Website and app data records =>

────────

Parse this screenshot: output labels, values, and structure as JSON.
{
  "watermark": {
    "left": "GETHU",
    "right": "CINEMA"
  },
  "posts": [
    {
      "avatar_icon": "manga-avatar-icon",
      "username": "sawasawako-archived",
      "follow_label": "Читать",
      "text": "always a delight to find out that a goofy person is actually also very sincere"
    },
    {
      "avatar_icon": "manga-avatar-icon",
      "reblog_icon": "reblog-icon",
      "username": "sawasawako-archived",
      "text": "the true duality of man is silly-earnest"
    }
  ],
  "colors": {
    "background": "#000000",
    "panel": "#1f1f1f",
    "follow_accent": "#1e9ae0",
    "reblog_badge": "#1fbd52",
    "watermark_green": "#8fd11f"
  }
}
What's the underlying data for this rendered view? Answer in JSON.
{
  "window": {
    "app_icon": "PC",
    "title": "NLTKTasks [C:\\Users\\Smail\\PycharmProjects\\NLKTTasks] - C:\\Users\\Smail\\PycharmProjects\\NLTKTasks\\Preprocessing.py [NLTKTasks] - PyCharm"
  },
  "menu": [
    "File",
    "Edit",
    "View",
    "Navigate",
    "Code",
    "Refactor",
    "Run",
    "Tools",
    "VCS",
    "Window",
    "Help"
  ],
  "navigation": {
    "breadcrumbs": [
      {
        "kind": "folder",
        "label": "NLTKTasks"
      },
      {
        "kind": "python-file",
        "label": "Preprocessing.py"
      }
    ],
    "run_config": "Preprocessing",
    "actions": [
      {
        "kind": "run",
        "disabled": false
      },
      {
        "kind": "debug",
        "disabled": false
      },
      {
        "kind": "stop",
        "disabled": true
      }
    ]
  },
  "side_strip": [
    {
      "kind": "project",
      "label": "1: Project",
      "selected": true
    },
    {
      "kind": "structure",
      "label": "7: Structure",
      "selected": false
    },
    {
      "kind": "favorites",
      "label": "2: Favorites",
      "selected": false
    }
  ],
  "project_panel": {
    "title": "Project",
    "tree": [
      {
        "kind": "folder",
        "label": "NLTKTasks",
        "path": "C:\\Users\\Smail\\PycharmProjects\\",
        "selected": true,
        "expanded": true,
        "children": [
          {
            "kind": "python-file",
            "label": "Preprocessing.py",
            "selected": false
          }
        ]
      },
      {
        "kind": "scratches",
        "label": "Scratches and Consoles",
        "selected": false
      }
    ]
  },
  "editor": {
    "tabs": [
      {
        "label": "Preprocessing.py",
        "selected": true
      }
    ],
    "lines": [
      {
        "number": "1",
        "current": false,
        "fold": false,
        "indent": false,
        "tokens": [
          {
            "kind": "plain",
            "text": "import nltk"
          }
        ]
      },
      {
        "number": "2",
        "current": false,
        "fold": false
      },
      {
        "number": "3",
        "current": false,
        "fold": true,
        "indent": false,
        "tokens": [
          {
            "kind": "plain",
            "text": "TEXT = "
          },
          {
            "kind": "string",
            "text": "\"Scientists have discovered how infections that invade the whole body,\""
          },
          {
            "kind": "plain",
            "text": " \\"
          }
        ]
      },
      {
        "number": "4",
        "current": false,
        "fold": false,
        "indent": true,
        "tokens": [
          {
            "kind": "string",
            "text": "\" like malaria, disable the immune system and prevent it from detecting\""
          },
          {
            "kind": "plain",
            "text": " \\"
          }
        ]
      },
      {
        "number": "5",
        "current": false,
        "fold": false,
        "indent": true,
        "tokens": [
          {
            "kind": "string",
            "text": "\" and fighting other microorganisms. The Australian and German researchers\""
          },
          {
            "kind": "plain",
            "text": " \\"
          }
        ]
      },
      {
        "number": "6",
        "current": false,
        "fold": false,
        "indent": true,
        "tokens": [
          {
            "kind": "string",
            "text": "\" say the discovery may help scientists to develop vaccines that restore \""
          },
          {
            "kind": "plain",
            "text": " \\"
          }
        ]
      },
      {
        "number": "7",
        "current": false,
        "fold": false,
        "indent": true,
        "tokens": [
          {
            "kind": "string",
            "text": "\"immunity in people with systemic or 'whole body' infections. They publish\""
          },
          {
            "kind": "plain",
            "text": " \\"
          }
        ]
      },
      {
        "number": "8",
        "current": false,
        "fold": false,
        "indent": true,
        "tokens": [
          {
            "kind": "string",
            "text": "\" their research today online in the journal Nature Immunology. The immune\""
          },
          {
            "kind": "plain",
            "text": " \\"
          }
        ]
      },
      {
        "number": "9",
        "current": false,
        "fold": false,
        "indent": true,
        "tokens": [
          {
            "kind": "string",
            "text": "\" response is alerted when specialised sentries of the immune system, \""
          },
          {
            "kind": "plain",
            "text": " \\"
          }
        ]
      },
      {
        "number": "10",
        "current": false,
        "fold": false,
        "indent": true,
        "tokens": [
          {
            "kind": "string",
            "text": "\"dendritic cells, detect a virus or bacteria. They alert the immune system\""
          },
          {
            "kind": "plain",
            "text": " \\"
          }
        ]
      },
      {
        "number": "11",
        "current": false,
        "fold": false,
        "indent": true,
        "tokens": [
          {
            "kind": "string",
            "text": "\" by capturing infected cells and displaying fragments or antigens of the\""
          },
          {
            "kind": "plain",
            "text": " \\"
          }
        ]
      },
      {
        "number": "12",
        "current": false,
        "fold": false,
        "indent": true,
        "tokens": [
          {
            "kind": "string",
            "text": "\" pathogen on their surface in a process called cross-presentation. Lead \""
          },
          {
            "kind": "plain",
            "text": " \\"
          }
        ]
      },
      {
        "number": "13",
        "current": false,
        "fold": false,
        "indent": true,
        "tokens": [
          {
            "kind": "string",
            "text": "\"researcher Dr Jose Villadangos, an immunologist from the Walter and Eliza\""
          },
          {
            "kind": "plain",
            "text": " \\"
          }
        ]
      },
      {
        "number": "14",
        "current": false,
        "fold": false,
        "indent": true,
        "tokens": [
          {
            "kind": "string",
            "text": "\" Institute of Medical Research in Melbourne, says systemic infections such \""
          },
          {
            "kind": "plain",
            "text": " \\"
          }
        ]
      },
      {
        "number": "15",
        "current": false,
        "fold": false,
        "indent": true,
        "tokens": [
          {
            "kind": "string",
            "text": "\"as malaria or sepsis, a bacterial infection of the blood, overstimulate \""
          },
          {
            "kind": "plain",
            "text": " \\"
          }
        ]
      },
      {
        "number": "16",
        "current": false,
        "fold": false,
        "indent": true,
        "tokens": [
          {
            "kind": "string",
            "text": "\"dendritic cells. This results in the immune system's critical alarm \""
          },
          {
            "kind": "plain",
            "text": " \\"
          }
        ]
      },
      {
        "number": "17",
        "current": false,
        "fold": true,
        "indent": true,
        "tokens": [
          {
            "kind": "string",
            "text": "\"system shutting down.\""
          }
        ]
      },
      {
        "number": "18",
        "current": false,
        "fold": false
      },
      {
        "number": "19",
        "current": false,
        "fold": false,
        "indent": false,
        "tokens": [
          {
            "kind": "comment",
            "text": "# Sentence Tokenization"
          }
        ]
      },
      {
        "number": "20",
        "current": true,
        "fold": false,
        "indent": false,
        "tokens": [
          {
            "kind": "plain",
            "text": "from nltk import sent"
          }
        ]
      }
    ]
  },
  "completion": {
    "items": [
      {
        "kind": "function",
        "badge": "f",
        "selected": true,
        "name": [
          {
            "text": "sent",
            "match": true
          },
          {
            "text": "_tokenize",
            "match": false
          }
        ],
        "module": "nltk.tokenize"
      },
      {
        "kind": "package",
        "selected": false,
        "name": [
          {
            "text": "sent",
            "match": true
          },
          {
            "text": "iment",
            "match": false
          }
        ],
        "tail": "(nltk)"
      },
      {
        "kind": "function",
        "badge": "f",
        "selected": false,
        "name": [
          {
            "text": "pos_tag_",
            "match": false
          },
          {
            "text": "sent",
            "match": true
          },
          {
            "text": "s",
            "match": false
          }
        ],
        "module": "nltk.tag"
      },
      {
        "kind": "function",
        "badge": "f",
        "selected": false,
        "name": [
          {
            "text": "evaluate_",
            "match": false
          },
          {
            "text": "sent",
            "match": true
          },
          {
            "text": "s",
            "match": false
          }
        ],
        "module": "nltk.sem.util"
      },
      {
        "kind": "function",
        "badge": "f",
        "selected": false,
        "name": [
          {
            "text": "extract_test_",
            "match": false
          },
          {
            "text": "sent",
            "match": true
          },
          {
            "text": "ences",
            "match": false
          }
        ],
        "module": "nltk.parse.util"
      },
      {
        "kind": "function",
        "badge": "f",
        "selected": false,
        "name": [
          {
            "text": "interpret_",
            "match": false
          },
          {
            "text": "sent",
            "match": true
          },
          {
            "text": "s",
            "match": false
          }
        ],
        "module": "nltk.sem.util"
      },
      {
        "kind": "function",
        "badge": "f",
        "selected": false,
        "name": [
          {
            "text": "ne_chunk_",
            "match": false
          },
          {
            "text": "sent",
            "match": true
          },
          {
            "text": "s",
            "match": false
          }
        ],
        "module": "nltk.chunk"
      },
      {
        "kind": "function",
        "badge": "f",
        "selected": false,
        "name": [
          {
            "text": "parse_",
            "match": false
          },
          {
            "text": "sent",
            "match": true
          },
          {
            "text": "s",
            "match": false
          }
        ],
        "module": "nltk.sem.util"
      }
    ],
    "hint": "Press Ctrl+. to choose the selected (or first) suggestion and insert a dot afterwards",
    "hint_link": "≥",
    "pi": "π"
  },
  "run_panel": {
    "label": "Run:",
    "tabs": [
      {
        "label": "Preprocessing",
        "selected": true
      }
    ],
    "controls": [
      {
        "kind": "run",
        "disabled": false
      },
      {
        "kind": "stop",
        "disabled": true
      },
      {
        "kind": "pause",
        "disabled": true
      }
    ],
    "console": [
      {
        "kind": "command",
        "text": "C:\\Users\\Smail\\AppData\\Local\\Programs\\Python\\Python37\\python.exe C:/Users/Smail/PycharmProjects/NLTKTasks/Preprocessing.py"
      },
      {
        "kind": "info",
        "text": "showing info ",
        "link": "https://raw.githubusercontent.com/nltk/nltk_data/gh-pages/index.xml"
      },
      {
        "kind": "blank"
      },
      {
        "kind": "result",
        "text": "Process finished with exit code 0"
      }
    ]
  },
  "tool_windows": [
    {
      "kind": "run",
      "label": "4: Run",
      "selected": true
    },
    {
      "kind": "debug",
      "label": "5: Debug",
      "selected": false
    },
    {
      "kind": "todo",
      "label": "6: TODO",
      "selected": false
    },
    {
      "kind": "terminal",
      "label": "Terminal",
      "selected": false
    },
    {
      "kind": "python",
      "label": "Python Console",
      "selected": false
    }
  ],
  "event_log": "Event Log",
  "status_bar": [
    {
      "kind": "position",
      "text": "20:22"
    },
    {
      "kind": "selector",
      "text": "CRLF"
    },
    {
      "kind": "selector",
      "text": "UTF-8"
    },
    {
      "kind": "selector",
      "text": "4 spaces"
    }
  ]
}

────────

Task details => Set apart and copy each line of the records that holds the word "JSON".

Exercise response =>
Parse this screenshot: output labels, values, and structure as JSON.
What's the underlying data for this rendered view? Answer in JSON.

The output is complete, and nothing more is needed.